“Without a doubt, there has also been cruelty and pain provoked by our forces,” he said.
The two sides are expected to soon begin negotiating how to respond to victims of the conflict while ensuring that there is justice for war crimes.
Next week, the country’s Constitutional Court rules on whether a legal framework set up to address the violence is legal. The framework, which would amend the constitution, has triggered criticism from human rights groups that say it would disregard victims’ rights and ensure impunity.
“It’s second-class kind of justice,” said Gustavo Gallon, director of the Colombian Commission of Jurists, a rights group based in Bogota. “We’re talking of crimes such as homicides, assassinations, massacres, rapes, forced displacements of villagers.”

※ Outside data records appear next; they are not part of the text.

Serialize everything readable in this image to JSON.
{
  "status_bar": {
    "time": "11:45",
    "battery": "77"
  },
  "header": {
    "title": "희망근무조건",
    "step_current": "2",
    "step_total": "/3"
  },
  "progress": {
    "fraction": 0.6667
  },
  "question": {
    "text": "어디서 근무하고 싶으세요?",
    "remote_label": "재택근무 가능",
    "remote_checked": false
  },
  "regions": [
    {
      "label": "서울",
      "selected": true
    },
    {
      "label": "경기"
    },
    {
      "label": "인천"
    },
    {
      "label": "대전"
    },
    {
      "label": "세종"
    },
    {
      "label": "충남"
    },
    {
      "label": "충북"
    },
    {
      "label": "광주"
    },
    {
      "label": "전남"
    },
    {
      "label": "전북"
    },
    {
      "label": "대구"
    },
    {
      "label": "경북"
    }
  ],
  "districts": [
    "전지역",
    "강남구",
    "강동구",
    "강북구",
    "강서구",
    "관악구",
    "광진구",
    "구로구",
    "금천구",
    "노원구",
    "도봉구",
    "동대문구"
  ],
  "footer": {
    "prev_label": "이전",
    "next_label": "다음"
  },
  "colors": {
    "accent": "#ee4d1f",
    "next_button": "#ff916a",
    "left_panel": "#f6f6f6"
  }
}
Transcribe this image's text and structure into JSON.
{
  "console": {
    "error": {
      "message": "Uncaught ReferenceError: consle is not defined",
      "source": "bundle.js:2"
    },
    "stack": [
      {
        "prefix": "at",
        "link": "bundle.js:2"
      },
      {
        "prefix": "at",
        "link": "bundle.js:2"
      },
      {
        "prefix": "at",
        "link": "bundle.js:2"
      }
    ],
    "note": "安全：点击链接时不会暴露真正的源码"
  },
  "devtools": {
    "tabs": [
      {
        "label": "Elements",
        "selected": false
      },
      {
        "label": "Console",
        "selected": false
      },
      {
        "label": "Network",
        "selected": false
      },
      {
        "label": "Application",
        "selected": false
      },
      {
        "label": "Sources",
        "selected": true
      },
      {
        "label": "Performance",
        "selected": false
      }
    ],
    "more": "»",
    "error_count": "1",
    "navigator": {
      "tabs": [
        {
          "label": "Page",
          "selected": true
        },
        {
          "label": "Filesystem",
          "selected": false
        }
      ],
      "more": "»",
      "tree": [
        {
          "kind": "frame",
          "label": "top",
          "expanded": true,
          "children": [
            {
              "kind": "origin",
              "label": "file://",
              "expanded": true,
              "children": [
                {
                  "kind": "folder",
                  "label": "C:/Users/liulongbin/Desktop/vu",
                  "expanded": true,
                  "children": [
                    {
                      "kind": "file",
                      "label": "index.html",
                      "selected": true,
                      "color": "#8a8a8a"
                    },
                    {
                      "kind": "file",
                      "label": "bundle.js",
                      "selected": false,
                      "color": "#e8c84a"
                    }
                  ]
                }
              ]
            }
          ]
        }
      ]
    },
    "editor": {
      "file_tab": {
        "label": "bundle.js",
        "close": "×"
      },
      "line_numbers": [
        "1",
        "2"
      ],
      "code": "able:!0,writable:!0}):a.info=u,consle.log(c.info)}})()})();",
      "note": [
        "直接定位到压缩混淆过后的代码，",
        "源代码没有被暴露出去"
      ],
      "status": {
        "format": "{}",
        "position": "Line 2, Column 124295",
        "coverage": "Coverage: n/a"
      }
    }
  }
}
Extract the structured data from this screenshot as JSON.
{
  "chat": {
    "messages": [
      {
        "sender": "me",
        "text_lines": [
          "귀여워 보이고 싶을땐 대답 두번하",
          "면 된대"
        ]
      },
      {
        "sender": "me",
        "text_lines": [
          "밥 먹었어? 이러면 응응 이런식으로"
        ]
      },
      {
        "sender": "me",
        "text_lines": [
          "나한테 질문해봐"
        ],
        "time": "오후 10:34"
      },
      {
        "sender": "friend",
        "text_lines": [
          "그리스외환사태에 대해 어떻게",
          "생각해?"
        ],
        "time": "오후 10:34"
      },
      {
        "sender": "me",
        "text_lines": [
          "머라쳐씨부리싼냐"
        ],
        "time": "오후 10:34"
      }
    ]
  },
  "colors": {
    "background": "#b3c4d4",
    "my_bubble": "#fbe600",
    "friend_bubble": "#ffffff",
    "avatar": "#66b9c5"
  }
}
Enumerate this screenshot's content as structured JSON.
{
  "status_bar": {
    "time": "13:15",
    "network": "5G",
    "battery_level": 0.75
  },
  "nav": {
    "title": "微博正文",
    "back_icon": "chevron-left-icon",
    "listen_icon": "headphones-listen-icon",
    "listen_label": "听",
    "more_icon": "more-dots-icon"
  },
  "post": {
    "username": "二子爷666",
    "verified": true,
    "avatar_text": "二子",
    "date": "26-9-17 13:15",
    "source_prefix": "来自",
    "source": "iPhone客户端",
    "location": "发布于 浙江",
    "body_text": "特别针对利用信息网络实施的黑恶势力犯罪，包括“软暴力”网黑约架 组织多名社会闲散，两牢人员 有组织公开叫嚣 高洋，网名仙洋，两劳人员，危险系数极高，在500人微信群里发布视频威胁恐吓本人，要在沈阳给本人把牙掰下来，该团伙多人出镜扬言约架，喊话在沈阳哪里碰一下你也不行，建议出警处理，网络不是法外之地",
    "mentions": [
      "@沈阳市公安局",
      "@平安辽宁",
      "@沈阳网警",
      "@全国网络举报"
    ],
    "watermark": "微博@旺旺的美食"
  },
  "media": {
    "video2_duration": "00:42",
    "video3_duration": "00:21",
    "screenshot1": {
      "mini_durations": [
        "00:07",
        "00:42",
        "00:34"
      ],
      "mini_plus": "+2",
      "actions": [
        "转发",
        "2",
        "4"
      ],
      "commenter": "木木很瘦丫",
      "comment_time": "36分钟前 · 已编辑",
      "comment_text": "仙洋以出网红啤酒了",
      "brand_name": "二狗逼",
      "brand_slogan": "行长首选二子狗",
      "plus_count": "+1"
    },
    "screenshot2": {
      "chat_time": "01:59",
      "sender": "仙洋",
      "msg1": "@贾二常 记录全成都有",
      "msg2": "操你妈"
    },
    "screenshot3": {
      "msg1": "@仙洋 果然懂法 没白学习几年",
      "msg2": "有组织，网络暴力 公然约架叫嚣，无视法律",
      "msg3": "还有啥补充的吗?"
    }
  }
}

A highly regarded study of the violence recently found that the FARC is responsible for 576 attacks on towns in the last quarter century and 12,790 kidnappings from 1970 to 2010. The study by the state-supported group, the National Center for Historic Memory, also found that the FARC had killed 3,261 people between 1981 and 2012, nearly a third of them in massacres.
Still, FARC commanders say they do not expect to spend a day in jail.
Among those battering the government over the talks is the president’s cousin, Francisco Santos, a candidate for president in Uribe’s rightist movement.
“We agree about peace, but not a peace that gives legitimacy to a group that has done nothing but kill Colombians,” Santos said in a debate this week with other presidential hopefuls.